With regard to plotting, if M is the quantity plotted along the ordinate scale (the unknown, dependent quantity), then Q is the quantity that must be plotted along the abscissa scale (the measured, independent quantity). No other rotational quantity, such as ω, can be universally scaled along the abscissa; they all evidence scale variations dependent on the particular values of ωa and ω.
At any rate, for plotting, the M equation ##EQU13## is required.

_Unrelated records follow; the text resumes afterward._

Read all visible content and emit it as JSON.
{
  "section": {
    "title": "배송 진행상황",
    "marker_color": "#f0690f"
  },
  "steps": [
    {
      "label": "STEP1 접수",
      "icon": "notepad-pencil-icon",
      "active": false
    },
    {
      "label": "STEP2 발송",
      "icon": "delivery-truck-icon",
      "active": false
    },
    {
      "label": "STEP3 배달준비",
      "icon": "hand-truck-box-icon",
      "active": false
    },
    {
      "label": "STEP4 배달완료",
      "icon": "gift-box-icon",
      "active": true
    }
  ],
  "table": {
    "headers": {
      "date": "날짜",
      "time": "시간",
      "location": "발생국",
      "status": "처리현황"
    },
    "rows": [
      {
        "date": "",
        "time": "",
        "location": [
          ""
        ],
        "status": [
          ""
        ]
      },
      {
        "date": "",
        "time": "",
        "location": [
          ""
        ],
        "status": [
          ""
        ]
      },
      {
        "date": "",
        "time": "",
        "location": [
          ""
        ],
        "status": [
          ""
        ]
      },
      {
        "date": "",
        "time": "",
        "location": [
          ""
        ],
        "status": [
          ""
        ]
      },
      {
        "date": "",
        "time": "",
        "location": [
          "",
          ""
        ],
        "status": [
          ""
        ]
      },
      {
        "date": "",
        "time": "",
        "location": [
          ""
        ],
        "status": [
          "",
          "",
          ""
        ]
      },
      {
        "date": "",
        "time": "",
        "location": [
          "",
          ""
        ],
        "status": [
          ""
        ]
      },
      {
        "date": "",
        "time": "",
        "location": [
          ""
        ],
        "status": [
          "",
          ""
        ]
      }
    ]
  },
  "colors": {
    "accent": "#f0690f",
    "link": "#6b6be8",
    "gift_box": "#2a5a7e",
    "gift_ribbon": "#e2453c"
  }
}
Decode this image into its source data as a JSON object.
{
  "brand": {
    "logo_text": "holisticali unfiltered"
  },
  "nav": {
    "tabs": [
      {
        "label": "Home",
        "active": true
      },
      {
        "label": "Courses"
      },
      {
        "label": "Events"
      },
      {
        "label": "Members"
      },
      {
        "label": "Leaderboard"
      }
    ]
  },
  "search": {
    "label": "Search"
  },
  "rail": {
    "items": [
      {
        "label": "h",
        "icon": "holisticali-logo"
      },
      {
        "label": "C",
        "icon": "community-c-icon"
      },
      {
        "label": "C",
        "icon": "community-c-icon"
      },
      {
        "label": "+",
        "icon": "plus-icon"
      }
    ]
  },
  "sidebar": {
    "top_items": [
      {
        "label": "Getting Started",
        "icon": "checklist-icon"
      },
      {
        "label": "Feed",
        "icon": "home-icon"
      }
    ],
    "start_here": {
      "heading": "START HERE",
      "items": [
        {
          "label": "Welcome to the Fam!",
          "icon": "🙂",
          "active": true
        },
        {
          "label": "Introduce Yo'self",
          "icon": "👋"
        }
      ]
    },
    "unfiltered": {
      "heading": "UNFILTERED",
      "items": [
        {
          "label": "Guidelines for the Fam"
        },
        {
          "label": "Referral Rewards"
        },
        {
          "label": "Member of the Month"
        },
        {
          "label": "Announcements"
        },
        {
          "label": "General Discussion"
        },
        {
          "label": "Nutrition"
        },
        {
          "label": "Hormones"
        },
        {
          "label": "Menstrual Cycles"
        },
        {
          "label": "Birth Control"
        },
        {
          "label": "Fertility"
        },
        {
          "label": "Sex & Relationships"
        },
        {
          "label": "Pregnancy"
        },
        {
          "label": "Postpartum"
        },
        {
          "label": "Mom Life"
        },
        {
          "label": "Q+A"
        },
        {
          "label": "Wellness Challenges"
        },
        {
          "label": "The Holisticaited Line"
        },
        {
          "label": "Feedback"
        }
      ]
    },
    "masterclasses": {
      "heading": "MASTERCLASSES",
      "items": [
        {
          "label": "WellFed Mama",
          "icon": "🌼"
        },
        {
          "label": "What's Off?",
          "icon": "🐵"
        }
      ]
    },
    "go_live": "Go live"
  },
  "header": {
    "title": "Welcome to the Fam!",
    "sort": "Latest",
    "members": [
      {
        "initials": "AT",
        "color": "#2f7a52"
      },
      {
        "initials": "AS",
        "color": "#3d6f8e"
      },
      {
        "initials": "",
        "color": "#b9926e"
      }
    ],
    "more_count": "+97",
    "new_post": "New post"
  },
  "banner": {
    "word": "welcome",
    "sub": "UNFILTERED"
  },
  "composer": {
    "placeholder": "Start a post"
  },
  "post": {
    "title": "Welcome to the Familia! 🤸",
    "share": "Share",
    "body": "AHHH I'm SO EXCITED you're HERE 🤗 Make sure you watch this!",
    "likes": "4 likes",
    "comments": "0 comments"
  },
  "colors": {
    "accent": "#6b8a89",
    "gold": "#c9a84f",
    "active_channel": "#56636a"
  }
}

The primary point, here, i$ that, if M is going to be computed from equation 25, then as part of the computational program, Qω should be computed from equation 22 in a separate sub-routine and stored, for later use in plotting.
Clearly, many modifications and variations of the present invention are possible in light of the above teachings and it is therefore understood, that within the inventive scope of the inventive concept, the invention may be practiced otherwise than specifically claimed.
|Cited Patent||Filing date||Publication date||Applicant||Title|
|US2468021 *||Nov 4, 1947||Apr 26, 1949||Black James H||Air-borne particle collector and method of estimating the solids in air strata|
|US3059470 *||Aug 17, 1959||Oct 23, 1962||Lockheed Aircraft Corp||Multiple particulate fluid sampler|
|US3104542 *||Jul 14, 1961||Sep 24, 1963||Max F Scoggins||Remotely controlled dust sampler|
|US3216246 *||Feb 4, 1963||Nov 9, 1965||Commissariat Energie Atomique||Atmospheric fall-out collector|
|US3221541 *||Dec 20, 1961||Dec 7, 1965||Entroputers Inc||Method of and apparatus for accurately and instantaneously determining the ratio of the constituents of a vapor-liquid-solid mixture or a mixture of any two of the components thereof|
|US3252323 *||Dec 29, 1961||May 24, 1966||Litton Systems Inc||Particulate sampling device|
|US3277724 *||Apr 17, 1964||Oct 11, 1966||Boeing Co||Meteoroid particle measuring device|
|US3681973 *||Feb 18, 1971||Aug 8, 1972||Cornell Aeronautical Labor Inc||Centrifugal rotating particle sizing apparatus|
|US4159635 *||Aug 24, 1978||Jul 3, 1979||The United States Of America As Represented By The United States Department Of Energy||Isokinetic air sampler|
|1||Vernon G. Plank, "The M-Meter", Feb. 3, 1987, pp. 171-173, published about Jan. 1987 by University of Miami.|
|2||*||Vernon G. Plank, The M Meter , Feb. 3, 1987, pp. 171 173, published about Jan. 1987 by University of Miami.|
|Citing Patent||Filing date||Publication date||Applicant||Title|
|US5970781 *||May 14, 1998||Oct 26, 1999||Rupprecht & Patashnick Company, Inc.||In-stack direct particulate mass measurement apparatus and method|
|US6016688 *||Nov 12, 1998||Jan 25, 2000||Rupprecht & Patashnick Company, Inc.||In-stack direct particulate mass measurement apparatus and method with pressure/flow compensation|
|US7357045||Apr 25, 2005||Apr 15, 2008||Her Majesty The Queen In Right Of Canada As Represented By The Minister Of Health||Buoyancy-corrected gravimetric analysis system|
|US20060021454 *||Apr 25, 2005||Feb 2, 2006||Rasmussen Patricia E||Buoyancy-corrected gravimetric analysis system|
|CN100533118C||Feb 1, 2007||Aug 26, 2009||厦门大学||Piezo-electric type harmonic oscillation cartridge quality sensing unit|
|Oct 12, 1988||AS||Assignment|
Owner name: UNITED STATES OF AMERICA, THE, AS REPRESENTED BY T
Free format text: ASSIGNMENT OF ASSIGNORS INTEREST.;ASSIGNOR:PLANK, VERNON G.;REEL/FRAME:004988/0614
Effective date: 19880517
Owner name: AIR FORCE, THE UNITED STATES OF AMERICA AS REPRESE
Free format text: ASSIGNMENT OF ASSIGNORS INTEREST;ASSIGNOR:PLANK, VERNON G.;REEL/FRAME:004988/0614
Effective date: 19880517
|Oct 28, 1992||REMI||Maintenance fee reminder mailed|
|Mar 28, 1993||LAPS||Lapse for failure to pay maintenance fees|
|Jun 15, 1993||FP||Expired due to failure to pay maintenance fee|
Effective date: 19930328